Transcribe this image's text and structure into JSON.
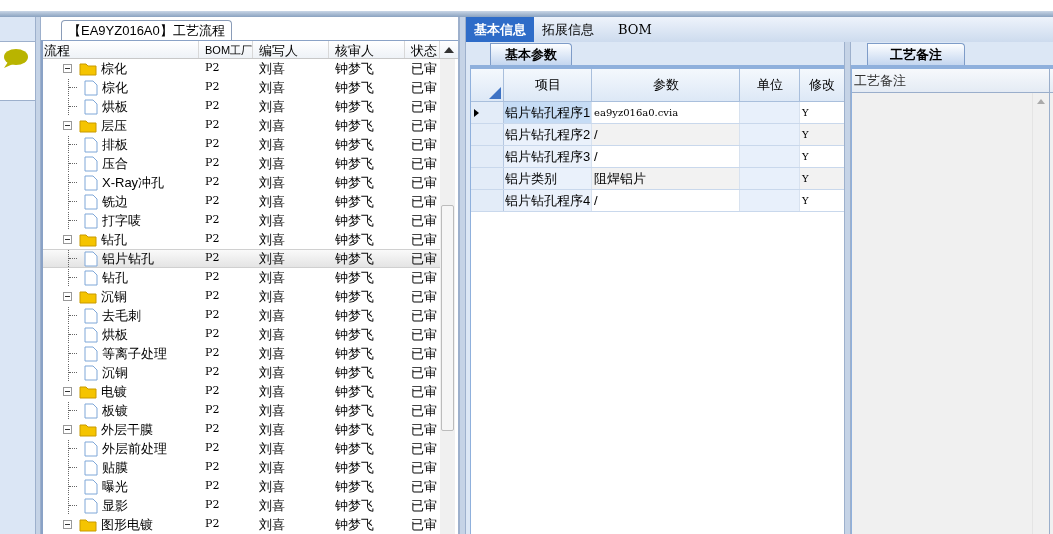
{
  "flow_panel": {
    "title": "【EA9YZ016A0】工艺流程",
    "columns": [
      "流程",
      "BOM工厂",
      "编写人",
      "核审人",
      "状态"
    ],
    "tree": [
      {
        "label": "棕化",
        "expanded": true,
        "selected": false,
        "cells": [
          "P2",
          "刘喜",
          "钟梦飞",
          "已审"
        ],
        "children": [
          {
            "label": "棕化",
            "selected": false,
            "cells": [
              "P2",
              "刘喜",
              "钟梦飞",
              "已审"
            ]
          },
          {
            "label": "烘板",
            "selected": false,
            "cells": [
              "P2",
              "刘喜",
              "钟梦飞",
              "已审"
            ]
          }
        ]
      },
      {
        "label": "层压",
        "expanded": true,
        "selected": false,
        "cells": [
          "P2",
          "刘喜",
          "钟梦飞",
          "已审"
        ],
        "children": [
          {
            "label": "排板",
            "selected": false,
            "cells": [
              "P2",
              "刘喜",
              "钟梦飞",
              "已审"
            ]
          },
          {
            "label": "压合",
            "selected": false,
            "cells": [
              "P2",
              "刘喜",
              "钟梦飞",
              "已审"
            ]
          },
          {
            "label": "X-Ray冲孔",
            "selected": false,
            "cells": [
              "P2",
              "刘喜",
              "钟梦飞",
              "已审"
            ]
          },
          {
            "label": "铣边",
            "selected": false,
            "cells": [
              "P2",
              "刘喜",
              "钟梦飞",
              "已审"
            ]
          },
          {
            "label": "打字唛",
            "selected": false,
            "cells": [
              "P2",
              "刘喜",
              "钟梦飞",
              "已审"
            ]
          }
        ]
      },
      {
        "label": "钻孔",
        "expanded": true,
        "selected": false,
        "cells": [
          "P2",
          "刘喜",
          "钟梦飞",
          "已审"
        ],
        "children": [
          {
            "label": "铝片钻孔",
            "selected": true,
            "cells": [
              "P2",
              "刘喜",
              "钟梦飞",
              "已审"
            ]
          },
          {
            "label": "钻孔",
            "selected": false,
            "cells": [
              "P2",
              "刘喜",
              "钟梦飞",
              "已审"
            ]
          }
        ]
      },
      {
        "label": "沉铜",
        "expanded": true,
        "selected": false,
        "cells": [
          "P2",
          "刘喜",
          "钟梦飞",
          "已审"
        ],
        "children": [
          {
            "label": "去毛刺",
            "selected": false,
            "cells": [
              "P2",
              "刘喜",
              "钟梦飞",
              "已审"
            ]
          },
          {
            "label": "烘板",
            "selected": false,
            "cells": [
              "P2",
              "刘喜",
              "钟梦飞",
              "已审"
            ]
          },
          {
            "label": "等离子处理",
            "selected": false,
            "cells": [
              "P2",
              "刘喜",
              "钟梦飞",
              "已审"
            ]
          },
          {
            "label": "沉铜",
            "selected": false,
            "cells": [
              "P2",
              "刘喜",
              "钟梦飞",
              "已审"
            ]
          }
        ]
      },
      {
        "label": "电镀",
        "expanded": true,
        "selected": false,
        "cells": [
          "P2",
          "刘喜",
          "钟梦飞",
          "已审"
        ],
        "children": [
          {
            "label": "板镀",
            "selected": false,
            "cells": [
              "P2",
              "刘喜",
              "钟梦飞",
              "已审"
            ]
          }
        ]
      },
      {
        "label": "外层干膜",
        "expanded": true,
        "selected": false,
        "cells": [
          "P2",
          "刘喜",
          "钟梦飞",
          "已审"
        ],
        "children": [
          {
            "label": "外层前处理",
            "selected": false,
            "cells": [
              "P2",
              "刘喜",
              "钟梦飞",
              "已审"
            ]
          },
          {
            "label": "贴膜",
            "selected": false,
            "cells": [
              "P2",
              "刘喜",
              "钟梦飞",
              "已审"
            ]
          },
          {
            "label": "曝光",
            "selected": false,
            "cells": [
              "P2",
              "刘喜",
              "钟梦飞",
              "已审"
            ]
          },
          {
            "label": "显影",
            "selected": false,
            "cells": [
              "P2",
              "刘喜",
              "钟梦飞",
              "已审"
            ]
          }
        ]
      },
      {
        "label": "图形电镀",
        "expanded": true,
        "selected": false,
        "cells": [
          "P2",
          "刘喜",
          "钟梦飞",
          "已审"
        ]
      }
    ]
  },
  "tabs": [
    {
      "label": "基本信息",
      "selected": true
    },
    {
      "label": "拓展信息",
      "selected": false
    },
    {
      "label": "BOM",
      "selected": false
    }
  ],
  "params_panel": {
    "tab": "基本参数",
    "columns": [
      "项目",
      "参数",
      "单位",
      "修改"
    ],
    "rows": [
      {
        "selected": true,
        "cells": [
          "铝片钻孔程序1",
          "ea9yz016a0.cvia",
          "",
          "Y"
        ]
      },
      {
        "selected": false,
        "cells": [
          "铝片钻孔程序2",
          "/",
          "",
          "Y"
        ]
      },
      {
        "selected": false,
        "cells": [
          "铝片钻孔程序3",
          "/",
          "",
          "Y"
        ]
      },
      {
        "selected": false,
        "cells": [
          "铝片类别",
          "阻焊铝片",
          "",
          "Y"
        ]
      },
      {
        "selected": false,
        "cells": [
          "铝片钻孔程序4",
          "/",
          "",
          "Y"
        ]
      }
    ]
  },
  "notes_panel": {
    "tab": "工艺备注",
    "column": "工艺备注"
  }
}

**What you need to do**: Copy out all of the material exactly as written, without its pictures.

**Exercise response**:
Transcribe this image's text and structure into JSON.
{
  "flow_panel": {
    "title": "【EA9YZ016A0】工艺流程",
    "columns": [
      "流程",
      "BOM工厂",
      "编写人",
      "核审人",
      "状态"
    ],
    "tree": [
      {
        "label": "棕化",
        "expanded": true,
        "selected": false,
        "cells": [
          "P2",
          "刘喜",
          "钟梦飞",
          "已审"
        ],
        "children": [
          {
            "label": "棕化",
            "selected": false,
            "cells": [
              "P2",
              "刘喜",
              "钟梦飞",
              "已审"
            ]
          },
          {
            "label": "烘板",
            "selected": false,
            "cells": [
              "P2",
              "刘喜",
              "钟梦飞",
              "已审"
            ]
          }
        ]
      },
      {
        "label": "层压",
        "expanded": true,
        "selected": false,
        "cells": [
          "P2",
          "刘喜",
          "钟梦飞",
          "已审"
        ],
        "children": [
          {
            "label": "排板",
            "selected": false,
            "cells": [
              "P2",
              "刘喜",
              "钟梦飞",
              "已审"
            ]
          },
          {
            "label": "压合",
            "selected": false,
            "cells": [
              "P2",
              "刘喜",
              "钟梦飞",
              "已审"
            ]
          },
          {
            "label": "X-Ray冲孔",
            "selected": false,
            "cells": [
              "P2",
              "刘喜",
              "钟梦飞",
              "已审"
            ]
          },
          {
            "label": "铣边",
            "selected": false,
            "cells": [
              "P2",
              "刘喜",
              "钟梦飞",
              "已审"
            ]
          },
          {
            "label": "打字唛",
            "selected": false,
            "cells": [
              "P2",
              "刘喜",
              "钟梦飞",
              "已审"
            ]
          }
        ]
      },
      {
        "label": "钻孔",
        "expanded": true,
        "selected": false,
        "cells": [
          "P2",
          "刘喜",
          "钟梦飞",
          "已审"
        ],
        "children": [
          {
            "label": "铝片钻孔",
            "selected": true,
            "cells": [
              "P2",
              "刘喜",
              "钟梦飞",
              "已审"
            ]
          },
          {
            "label": "钻孔",
            "selected": false,
            "cells": [
              "P2",
              "刘喜",
              "钟梦飞",
              "已审"
            ]
          }
        ]
      },
      {
        "label": "沉铜",
        "expanded": true,
        "selected": false,
        "cells": [
          "P2",
          "刘喜",
          "钟梦飞",
          "已审"
        ],
        "children": [
          {
            "label": "去毛刺",
            "selected": false,
            "cells": [
              "P2",
              "刘喜",
              "钟梦飞",
              "已审"
            ]
          },
          {
            "label": "烘板",
            "selected": false,
            "cells": [
              "P2",
              "刘喜",
              "钟梦飞",
              "已审"
            ]
          },
          {
            "label": "等离子处理",
            "selected": false,
            "cells": [
              "P2",
              "刘喜",
              "钟梦飞",
              "已审"
            ]
          },
          {
            "label": "沉铜",
            "selected": false,
            "cells": [
              "P2",
              "刘喜",
              "钟梦飞",
              "已审"
            ]
          }
        ]
      },
      {
        "label": "电镀",
        "expanded": true,
        "selected": false,
        "cells": [
          "P2",
          "刘喜",
          "钟梦飞",
          "已审"
        ],
        "children": [
          {
            "label": "板镀",
            "selected": false,
            "cells": [
              "P2",
              "刘喜",
              "钟梦飞",
              "已审"
            ]
          }
        ]
      },
      {
        "label": "外层干膜",
        "expanded": true,
        "selected": false,
        "cells": [
          "P2",
          "刘喜",
          "钟梦飞",
          "已审"
        ],
        "children": [
          {
            "label": "外层前处理",
            "selected": false,
            "cells": [
              "P2",
              "刘喜",
              "钟梦飞",
              "已审"
            ]
          },
          {
            "label": "贴膜",
            "selected": false,
            "cells": [
              "P2",
              "刘喜",
              "钟梦飞",
              "已审"
            ]
          },
          {
            "label": "曝光",
            "selected": false,
            "cells": [
              "P2",
              "刘喜",
              "钟梦飞",
              "已审"
            ]
          },
          {
            "label": "显影",
            "selected": false,
            "cells": [
              "P2",
              "刘喜",
              "钟梦飞",
              "已审"
            ]
          }
        ]
      },
      {
        "label": "图形电镀",
        "expanded": true,
        "selected": false,
        "cells": [
          "P2",
          "刘喜",
          "钟梦飞",
          "已审"
        ]
      }
    ]
  },
  "tabs": [
    {
      "label": "基本信息",
      "selected": true
    },
    {
      "label": "拓展信息",
      "selected": false
    },
    {
      "label": "BOM",
      "selected": false
    }
  ],
  "params_panel": {
    "tab": "基本参数",
    "columns": [
      "项目",
      "参数",
      "单位",
      "修改"
    ],
    "rows": [
      {
        "selected": true,
        "cells": [
          "铝片钻孔程序1",
          "ea9yz016a0.cvia",
          "",
          "Y"
        ]
      },
      {
        "selected": false,
        "cells": [
          "铝片钻孔程序2",
          "/",
          "",
          "Y"
        ]
      },
      {
        "selected": false,
        "cells": [
          "铝片钻孔程序3",
          "/",
          "",
          "Y"
        ]
      },
      {
        "selected": false,
        "cells": [
          "铝片类别",
          "阻焊铝片",
          "",
          "Y"
        ]
      },
      {
        "selected": false,
        "cells": [
          "铝片钻孔程序4",
          "/",
          "",
          "Y"
        ]
      }
    ]
  },
  "notes_panel": {
    "tab": "工艺备注",
    "column": "工艺备注"
  }
}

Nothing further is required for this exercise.